3Q: Louis Charest, Executive Chef, Governor General of Canada
1. For an Indian reader, how would you broadly define the varied cuisine map of Canada?
Canada’s culinary map is one of diversity, from coast to coast. We have fish and shellfish: halibut and sable fish from the Pacific, cold water shrimp from our Arctic waters, and shellfish such as PEI mussels from the Atlantic. We even fish our Great Lakes for fresh water fish such as pickerel and pike. On land, our northern climate is home to wild game such as bison, elk, wild boar, even caribou. Our seasons are short so cooking with such produce brings variety in our menus. Spring brings wild leek also known as ramps, morels and rhubarb among others.
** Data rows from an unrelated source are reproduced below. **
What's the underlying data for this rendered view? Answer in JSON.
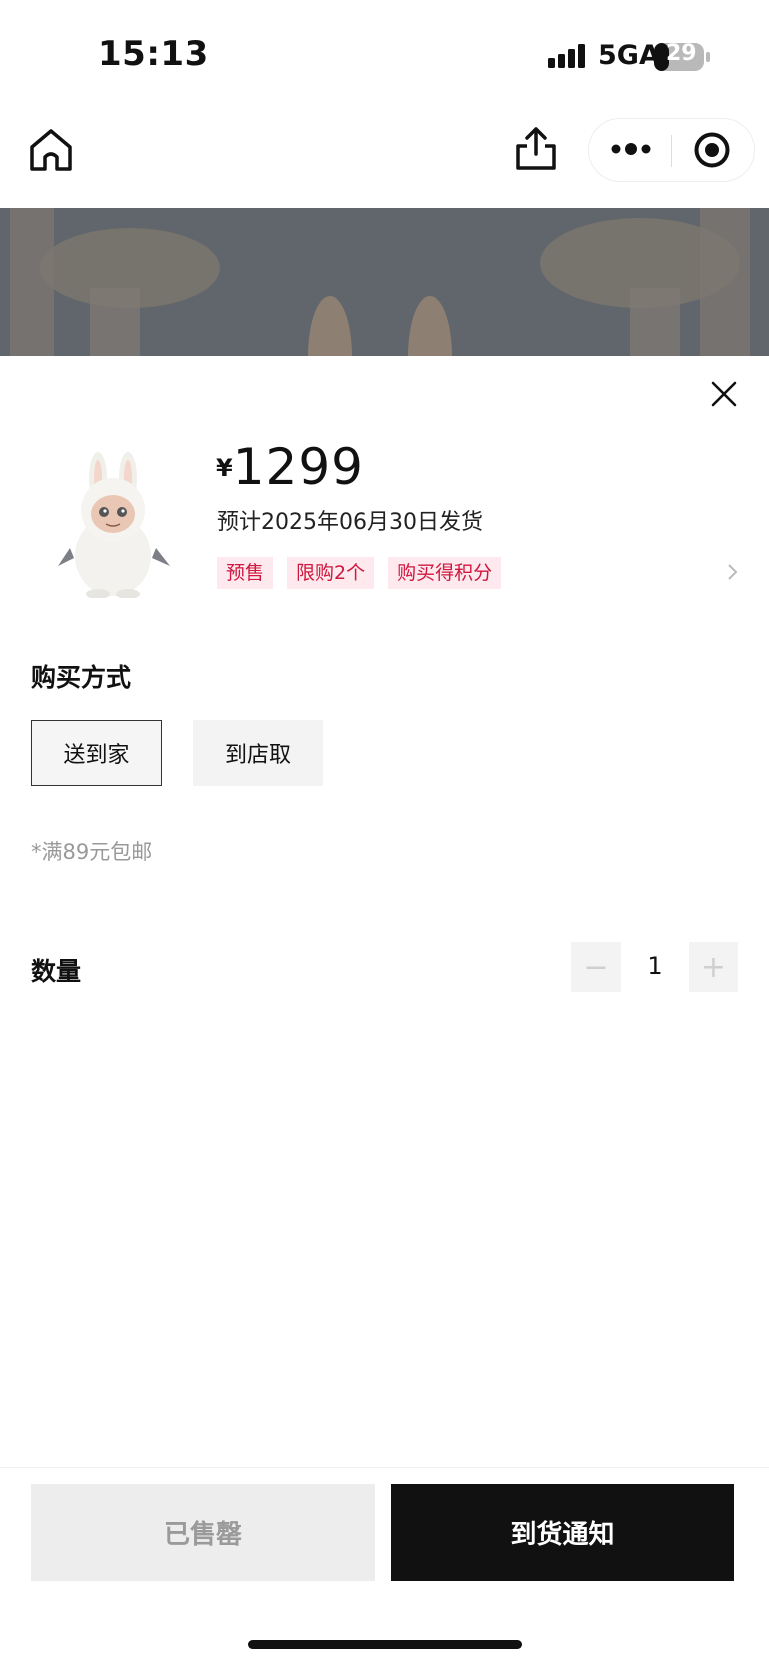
{
  "status_bar": {
    "time": "15:13",
    "network": "5GA",
    "battery": "29"
  },
  "nav": {
    "icons": [
      "home-icon",
      "share-icon",
      "more-icon",
      "target-icon"
    ]
  },
  "product": {
    "currency": "¥",
    "price": "1299",
    "ship_date": "预计2025年06月30日发货",
    "tags": [
      "预售",
      "限购2个",
      "购买得积分"
    ]
  },
  "purchase": {
    "title": "购买方式",
    "options": [
      "送到家",
      "到店取"
    ],
    "selected": "送到家",
    "shipping_note": "*满89元包邮"
  },
  "quantity": {
    "label": "数量",
    "minus": "−",
    "value": "1",
    "plus": "+"
  },
  "footer": {
    "sold_out": "已售罄",
    "notify": "到货通知"
  },
  "colors": {
    "tag_bg": "#fde9ee",
    "tag_text": "#d0173e",
    "primary_button": "#111111",
    "disabled_button": "#ededed"
  }
}
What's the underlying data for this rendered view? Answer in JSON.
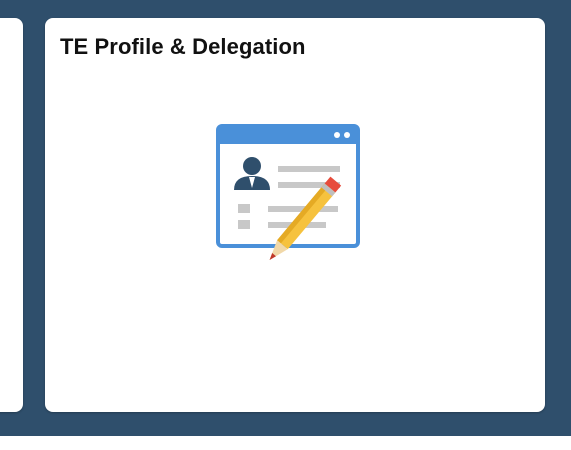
{
  "tile": {
    "title": "TE Profile & Delegation",
    "icon": "profile-edit-icon"
  },
  "colors": {
    "background": "#2f4f6c",
    "tile": "#ffffff",
    "icon_frame": "#4a90d9",
    "icon_person": "#2f4f6c",
    "icon_lines": "#c8c8c8",
    "pencil_body": "#f6c23e",
    "pencil_eraser": "#e74c3c"
  }
}
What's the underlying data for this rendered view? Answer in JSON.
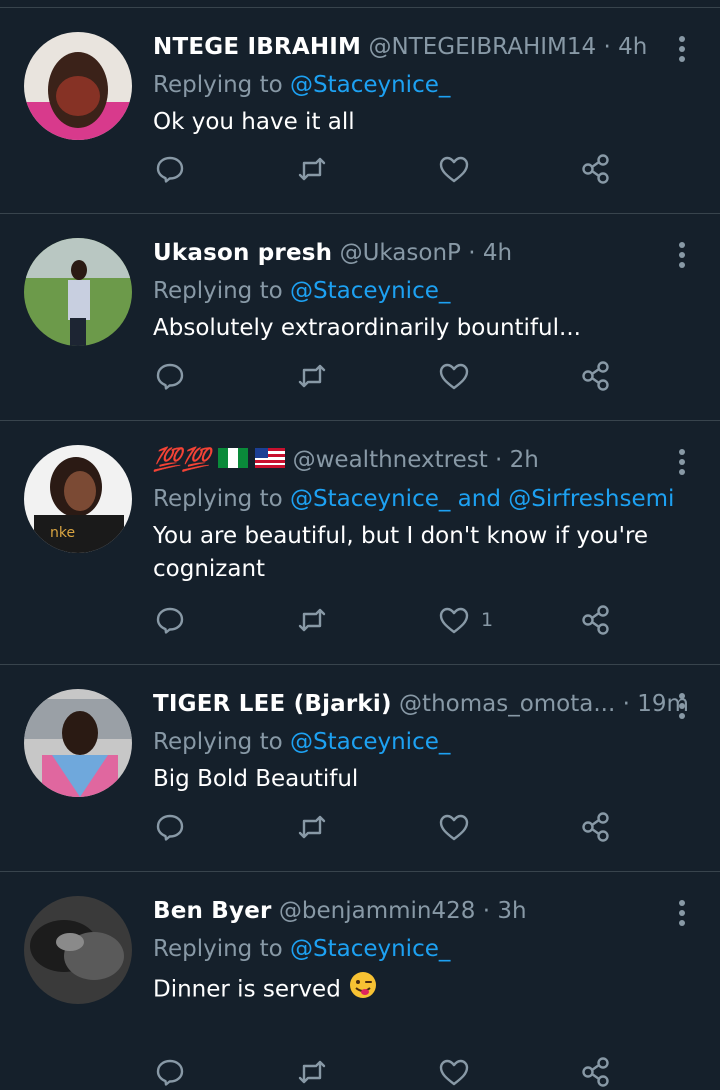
{
  "colors": {
    "background": "#15202b",
    "divider": "#38444d",
    "secondary": "#8899a6",
    "mention": "#1da1f2"
  },
  "tweets": [
    {
      "name": "NTEGE IBRAHIM",
      "handle": "@NTEGEIBRAHIM14",
      "dot": "·",
      "time": "4h",
      "replying_prefix": "Replying to",
      "mention1": "@Staceynice_",
      "and_text": "",
      "mention2": "",
      "text_line1": "Ok you have it all",
      "text_line2": "",
      "like_count": "",
      "avatar_icon": "avatar-photo"
    },
    {
      "name": "Ukason presh",
      "handle": "@UkasonP",
      "dot": "·",
      "time": "4h",
      "replying_prefix": "Replying to",
      "mention1": "@Staceynice_",
      "and_text": "",
      "mention2": "",
      "text_line1": "Absolutely extraordinarily bountiful...",
      "text_line2": "",
      "like_count": "",
      "avatar_icon": "avatar-photo"
    },
    {
      "name": "💯💯",
      "handle": "@wealthnextrest",
      "dot": "·",
      "time": "2h",
      "replying_prefix": "Replying to",
      "mention1": "@Staceynice_",
      "and_text": " and ",
      "mention2": "@Sirfreshsemi",
      "text_line1": "You are beautiful, but I don't know if you're",
      "text_line2": "cognizant",
      "like_count": "1",
      "avatar_icon": "avatar-photo"
    },
    {
      "name": "TIGER LEE (Bjarki)",
      "handle": "@thomas_omota...",
      "dot": "·",
      "time": "19m",
      "replying_prefix": "Replying to",
      "mention1": "@Staceynice_",
      "and_text": "",
      "mention2": "",
      "text_line1": "Big Bold Beautiful",
      "text_line2": "",
      "like_count": "",
      "avatar_icon": "avatar-photo"
    },
    {
      "name": "Ben Byer",
      "handle": "@benjammin428",
      "dot": "·",
      "time": "3h",
      "replying_prefix": "Replying to",
      "mention1": "@Staceynice_",
      "and_text": "",
      "mention2": "",
      "text_line1": "Dinner is served",
      "text_line2": "",
      "like_count": "",
      "avatar_icon": "avatar-photo"
    }
  ],
  "icons": {
    "reply": "reply-icon",
    "retweet": "retweet-icon",
    "like": "heart-icon",
    "share": "share-icon",
    "more": "more-vertical-icon",
    "flags": "nigeria-flag-and-us-flag-icons",
    "emoji": "winking-tongue-emoji-icon"
  }
}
With summer we have vegetables and berries, fresh herbs and lettuces. In the fall, we harvest our root vegetables, squash, apples and pears. This season also brings on comfort food with slowly braised dishes such as braised beans through to spring time. In winter, we rely on cellared vegetables and preserves.
2. The French influence on Canadian food is expected —which other cuisines add to make it a melting pot?
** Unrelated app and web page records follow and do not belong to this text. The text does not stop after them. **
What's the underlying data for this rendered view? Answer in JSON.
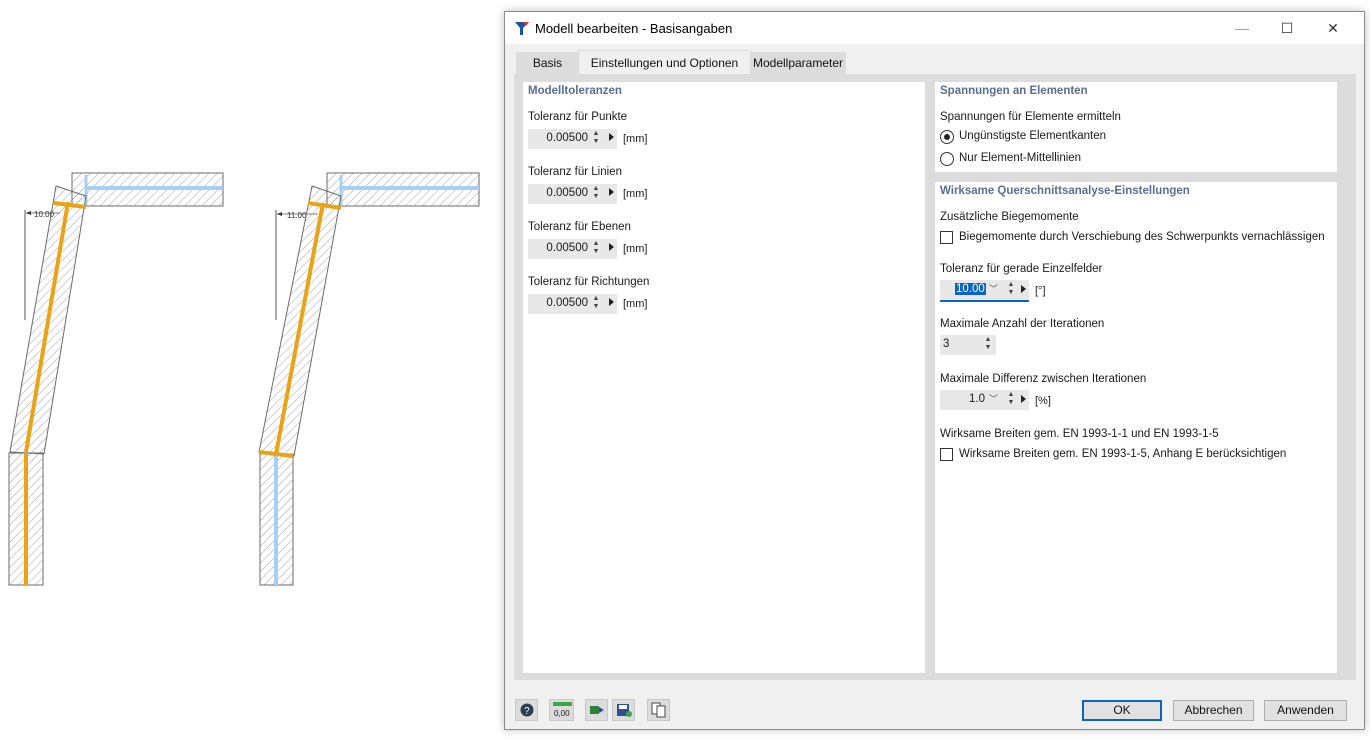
{
  "drawing": {
    "dim_left": "10.00",
    "dim_right": "11.00",
    "colors": {
      "member": "#e8a317",
      "section_line": "#a8cff0",
      "outline": "#6b6b6b"
    }
  },
  "dialog": {
    "title": "Modell bearbeiten - Basisangaben",
    "window_buttons": {
      "minimize": "—",
      "maximize": "☐",
      "close": "✕"
    },
    "tabs": [
      {
        "label": "Basis",
        "active": false
      },
      {
        "label": "Einstellungen und Optionen",
        "active": true
      },
      {
        "label": "Modellparameter",
        "active": false
      }
    ],
    "modelltoleranzen": {
      "title": "Modelltoleranzen",
      "fields": [
        {
          "label": "Toleranz für Punkte",
          "value": "0.00500",
          "unit": "[mm]"
        },
        {
          "label": "Toleranz für Linien",
          "value": "0.00500",
          "unit": "[mm]"
        },
        {
          "label": "Toleranz für Ebenen",
          "value": "0.00500",
          "unit": "[mm]"
        },
        {
          "label": "Toleranz für Richtungen",
          "value": "0.00500",
          "unit": "[mm]"
        }
      ]
    },
    "spannungen": {
      "title": "Spannungen an Elementen",
      "subtitle": "Spannungen für Elemente ermitteln",
      "options": [
        {
          "label": "Ungünstigste Elementkanten",
          "selected": true
        },
        {
          "label": "Nur Element-Mittellinien",
          "selected": false
        }
      ]
    },
    "wirksame": {
      "title": "Wirksame Querschnittsanalyse-Einstellungen",
      "biege_label": "Zusätzliche Biegemomente",
      "biege_check": "Biegemomente durch Verschiebung des Schwerpunkts vernachlässigen",
      "biege_checked": false,
      "toleranz_label": "Toleranz für gerade Einzelfelder",
      "toleranz_value": "10.00",
      "toleranz_unit": "[°]",
      "iter_label": "Maximale Anzahl der Iterationen",
      "iter_value": "3",
      "diff_label": "Maximale Differenz zwischen Iterationen",
      "diff_value": "1.0",
      "diff_unit": "[%]",
      "breiten_label": "Wirksame Breiten gem. EN 1993-1-1 und EN 1993-1-5",
      "breiten_check": "Wirksame Breiten gem. EN 1993-1-5, Anhang E berücksichtigen",
      "breiten_checked": false
    },
    "footer": {
      "tools": [
        "help-icon",
        "units-icon",
        "model-info-icon",
        "save-settings-icon",
        "copy-icon"
      ],
      "units_icon_text": "0,00",
      "ok": "OK",
      "cancel": "Abbrechen",
      "apply": "Anwenden"
    }
  }
}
The French influenced our cuisine from the start, but it fused quickly with that of the British and Irish, early on. As more cultures arrived, they brought along their cuisines and shared it with the rest of the Canadians. Today, especially in larger cities, Canadian cuisine is influenced by many nationalities. My teachers were French, my chef and mentor was German, the saucier was Russian, some of my teammates were of Indian descent, the butcher at the National Arts Center where I apprenticed was Japanese. Italian, Indian, German, Japanese, French, Irish, Scottish, British and many more are part of today’s flavours.
3. What can Mumbai look forward to from someone who has created menus for the world’s top leaders, apart from the Canadian Governor General?
I’ve had the pleasure of cooking for Her Majesty the Queen of England and the Duke of Edinburgh, Their Royal Highnesses Prince Charles and the Duchess of Cornwall, and recently, I had the honour of cooking for Their Royal Highnesses Will and Kate. We highlighted youth by preparing a BBQ where we served up beignets of Salt Spring Island goat cheese with rhubarb; Niagara almond and cold-pressed colza oil glaze with fennel scented BC sea salt; Newfoundland and Labrador spruce tip smoked oysters with sorrel leaf and cracked boréal green alder; Yukon smoked gold eye and PEI clothbound cheddar parfait with northern horseradish, white fish caviar and sturgeon caviar. During my trip to Mumbai, I will be treating my guests the same way I treat all my guests — as if they were royalty.